The value of the Function class. Functions are first-class entities of the language. Once defined, a function can be assigned to any variable, and passed as a parameter to function calls. If you have the following statement:
var foo = function(p) { return  p + 1; }, the following two statements evaluate to true:
typeof foo == #function;

foo instanceof Function;
The value of the Class class; allows to define classes of objects with a specific set of methods and attributes. If you have the declaration:
class MyClass { function myMethod() { ... } }  
you can create instances of the class using the new operator ( var obj = new MyClass() ).
The following statement evaluate to true for all classes:
typeof MyClass == #class;
Namespace is an object (of class Class) that groups multiple variables, constants, and methods into a single named entity. Thus, if you have the declaration:
namespace MyNamespace { const myConst = 12; function myMethod() { ... } }
you can refer to the members of the namespace using the dot notation as: MyNamespace.myMethod() and MyNamespace.myConst
Length values represent lengths - numeric values with unit designators. Length units literals are numbers immediately followed by unit characters. For example, 12px is a value representing 12 pixels,  126mm is 126 millimeters length. See the description of  the Length class for more details. Internally, length values are represented as fixed point values with 0.001 precision. The following statements evaluate to true:
typeof 12.6cm == #length;
12.6cm instanceof Length;
12.6cm.units == #cm;
12.6cm == 126mm;

List of supported length literal/unit types:

Angle values represent angles - numeric values with unit designators. All these expressions evaluate to true:
360deg instanceof Angle;
360deg == Math.PI * 2 * 1rad;
360deg == 400grad;
360deg == 1turn;
1turn / 2 == 180deg;

TIScript supports all angle units defined by CSS:

Duration values represent time duration - numeric values with unit designators. All these expressions evaluate to true:
5s instanceof Duration;
5s == 5 * 1000ms;
1s == 1000ms;

TIScript supports both duration units defined by CSS:

The value of the Color class. Color values represent colors - structures that have the red, green, blue, and the optional alpha fields. Color values are constructed by the color(red,green,blue[,opacity]) function. The following statements all evaluate to true:
typeof color(0xFF,0,0) == #color;
color(0xFF,0,0) instanceof Color;
color(0xFF,0,0).red == 0xFF;
color(0xFF,0,0).blue == 0;
The value of the Date class. Date values represent date and time, and are constructed by using the new operator:
var date = new Date(2009,7,15).
The following statements evaluate to true:
typeof date == #date;

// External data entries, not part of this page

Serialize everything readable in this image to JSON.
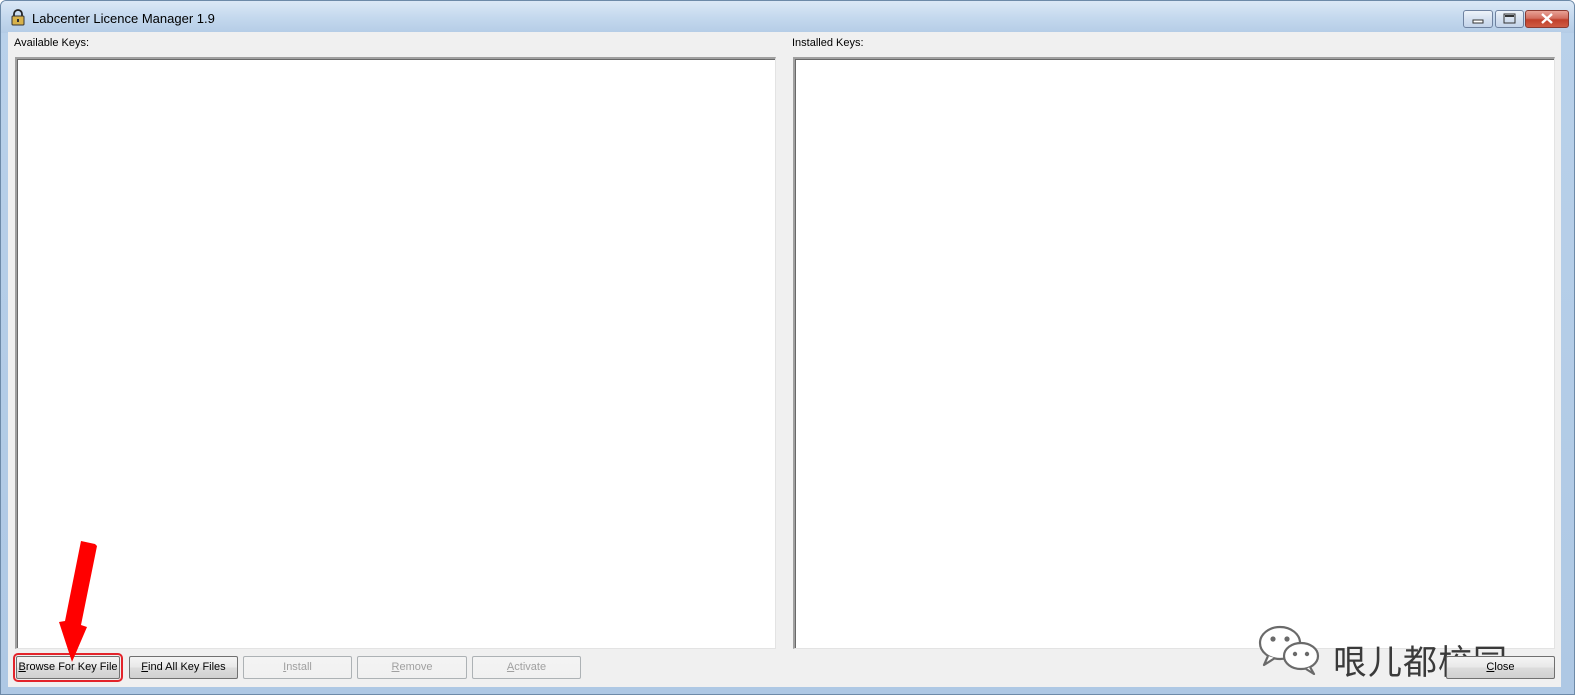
{
  "window": {
    "title": "Labcenter Licence Manager 1.9",
    "icon": "padlock-icon"
  },
  "caption_buttons": {
    "minimize_icon": "minimize-icon",
    "maximize_icon": "maximize-icon",
    "close_icon": "close-icon"
  },
  "panels": {
    "available_label": "Available Keys:",
    "installed_label": "Installed Keys:"
  },
  "buttons": {
    "browse": {
      "before": "",
      "mnemonic": "B",
      "after": "rowse For Key File"
    },
    "find_all": {
      "before": "",
      "mnemonic": "F",
      "after": "ind All Key Files"
    },
    "install": {
      "before": "",
      "mnemonic": "I",
      "after": "nstall"
    },
    "remove": {
      "before": "",
      "mnemonic": "R",
      "after": "emove"
    },
    "activate": {
      "before": "",
      "mnemonic": "A",
      "after": "ctivate"
    },
    "close": {
      "before": "",
      "mnemonic": "C",
      "after": "lose"
    }
  },
  "annotation": {
    "highlight_color": "#e3242b",
    "arrow_color": "#ff0000"
  },
  "watermark": {
    "text": "哏儿都校园",
    "icon": "wechat-icon"
  }
}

date instanceof Date; == 15; date.year == 2009;
The value of the Bytes class. An instance of Bytes is an array (sequence) of byte values (integers in range 0 .. 255). The following statements all evaluate to true:
typeof (new Bytes(12)) == #Bytes;
(new Bytes(12)) instanceof Bytes;
(new Bytes(12)).length == 12;
Tuple (n-tuple to be precise) is a tagged sequence of values. Tuples have operator[] to access elements of the tuple. Once created tuple cannot change its length. Tuples have read-only length  property and read/write tag property. If you have something like this defined:
var tup = [tname: 1, "two" ];
then following statements will all evaluate to true:
typeof tup == #tuple;

tup instanceof Tuple;
tup.length == 2;
tup[0] == 1 && tup[1] == "two";

tup.tag == #tname;
The value of the Stream class. A stream represents a sequence (possibly unlimited) of elements called stream units. TIScript supports various types of streams that can be created via the**** methods:
var stream = Stream.openSocket("");
The following statements all evaluate to true:
typeof stream == #Stream;
stream instanceof Stream;
Regular expression
The value of the RegExp class. A RegExp object is a compiled reqular expression. It is also used for storing information about the results of regular expression pattern matches. Regular expressions can be created by the constructor function of RegExp class, or by the RE-literal:
var re = /ain/i;                   // RE literal
r = "The rain in Spain".match(re); // attempts to match search string
assert r == "ain";